Nepenthes Rajah, or the Giant Malaysian Pitcher plant , is the largest and an extraordinary rare carnivorous plant. You can only find it on Mount Kinabalu, which is located in the north of Borneo, in the Malaysian part of the island, and some of them grow on the nearby mountains.
Nepenthes Rajah is very demanding of its conditions. It requires the soil to be always moist and soft, which allows the underground water to seep through it . Raja settles only at altitudes from 1500 to 2650 meters. Due to its location and demands, this plant is endangered.

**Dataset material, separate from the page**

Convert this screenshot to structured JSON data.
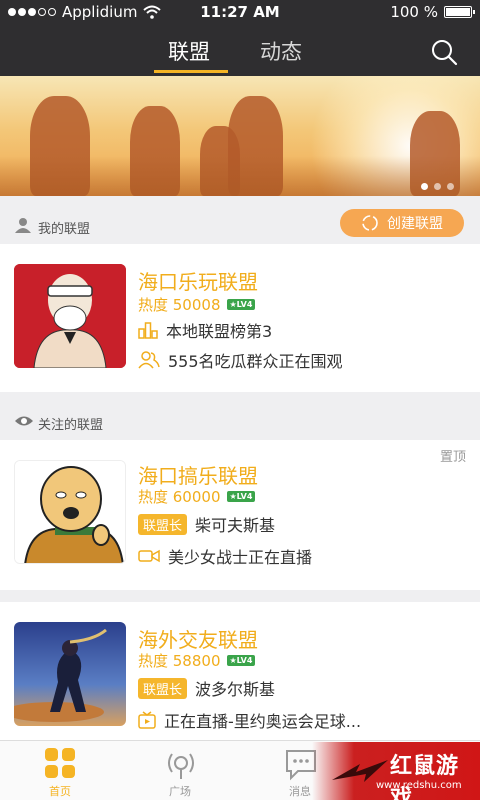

Th first sample of Nepenthes Raja was found in 1858, and described in detail in 1859 by Joseph Hooker, who named the plant in honor of James Brooke, the first white Rajah of Sarawak – one of the states of Malaysia, where the plant grows.
Hooker called Nepenthes Raja "one of the great sights he was able to encounter" amongst the wild plentitude of flora and fauna specimens of Borneo.
Europeans became so fond of this plant that they started breeding it at the end of the 19th century. Raja was one of the most desirable plants, still being quite a rare sight in the private gardens because of its price and the plant's demands to be grown in special conditions. However, recent advances in the field of gardening made it relatively affordable and sustainable.
Nepenthes Rajah is a vine that reaches 6 meters in length with a flower which is up to 35 centimeters in height and 16 in width. The flower has 2.5 liters of digestive fluid inside, its top part is always open and ready to receive guests for dinner.
Nepenthes Rajah traps and eats insects, small vertebrates and even mammals. Sometimes you can find rats inside of it. Among the victims of this carnivorous plant are sick frogs, lizards, mice, and birds, however, the main diet of this plant is insects, mostly ants.
Surprisingly though, there are some insects that Nepenthes likes and doesn't devour – it cooperates with them on a mutually beneficial basis. For example, some species of mosquitoes help the plant to reproduce, and vice versa. Another peculiar characteristic of this pitcher plant is its relationship with local shrews – the plant evolved to attract them by its size and shape. When a shrew sees such a wondrous thing, it runs to it and claims the plant as its territory by defecating directly into the cup. This keeps Nepenthe happy, because the poop provides it with valuable nitrogen. It is possible that the plant evolved to its present state exactly due to this interesting co-existence with the shrews.
You can visit Mount Kinabalu National park and see this wondrous plant with your own eyes.